  • The jerk angle. Judging from the coverage, it seems that no one can stand him, and that the Democrats will be just as happy to see him depart as the Republicans. He can’t survive something like this without allies, and apparently he has none.

That said, we should remember that few people believed Clinton could survive revelations of his scandalous behavior with Monica Lewinsky. If Spitzer decides suddenly to dig in his heels and stay, who’s to say he can’t survive — provided his answer to the money question is the right one?

What Spitzer may be waiting for

The New York Times reports that Eliot Spitzer won’t resign as governor of New York today. Why would he prolong the agony? Here’s a guess: When investigating corruption involving public officials, the feds sometimes consider it a victory if they can merely force an elected official out of office.

If I recall correctly, former Massachusetts House Speaker Charles Flaherty’s resignation from office was part of the agreement he worked out with federal prosecutors. Spitzer knows that once he’s stepped down, he’s lost all his leverage. Better to negotiate from a position of — well, you couldn’t exactly call it strength at this point. But at least he’s still got something to barter away.

Why Spitzer has to go

Alan Dershowitz explains in today’s New York Times:

“Men go to prostitutes — big deal, that’s not a story in most parts of the world,” Mr. Dershowitz said.

But he also said he had been surprised when Mr. Spitzer prosecuted a prostitution ring in 2004.

“I always thought he was somebody who would come down on crimes with real victims,” Mr. Dershowitz said. “Prostitutes aren’t victims — they’re getting paid a thousand dollars an hour, and the johns aren’t victims. What upset me the most was that they wiretapped thousands of e-mails and phone calls. In an age when terrorism needs to be stopped, they’re devoting these kinds of resources to a prostitution ring?”

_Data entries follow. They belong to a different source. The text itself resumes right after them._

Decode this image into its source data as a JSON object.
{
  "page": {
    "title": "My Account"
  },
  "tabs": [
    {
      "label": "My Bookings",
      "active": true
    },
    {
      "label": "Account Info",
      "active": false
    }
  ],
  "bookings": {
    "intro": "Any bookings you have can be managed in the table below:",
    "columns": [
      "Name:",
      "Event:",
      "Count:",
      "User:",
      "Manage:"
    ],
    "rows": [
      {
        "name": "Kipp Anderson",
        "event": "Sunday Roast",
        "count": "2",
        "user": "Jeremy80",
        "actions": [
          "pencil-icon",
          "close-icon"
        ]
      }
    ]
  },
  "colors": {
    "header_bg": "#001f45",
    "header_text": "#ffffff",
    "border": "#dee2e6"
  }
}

Here is the Times account of that 2004 bust — 18 people arrested thanks to Spitzer’s efforts, apparently for doing nothing worse than what Spitzer appears to have done. I couldn’t find any follow-up stories. Does anyone know if any of them went to prison?

Priceless

This is why New York Post editors make the big bucks.

Update: Give that reader a prize. I missed this last night, but it came from Richard, who suggested “HO NO! SAY IT AIN’T SO!” (Thanks to Jeff Inglis.)

Citizen journalism (?) and Spitzer

The ever-classy New York Post is letting its readers write headlines for the Eliot Spitzer story. A sampling:

  • HYPO-QUIT!!!!
  • The “Emperor” Has No Clothes!
  • ELIOT MESS!
  • Love Potion for Client #9

Those last two aren’t bad. But I’ll bet the Post itself comes up with something better for tomorrow’s edition.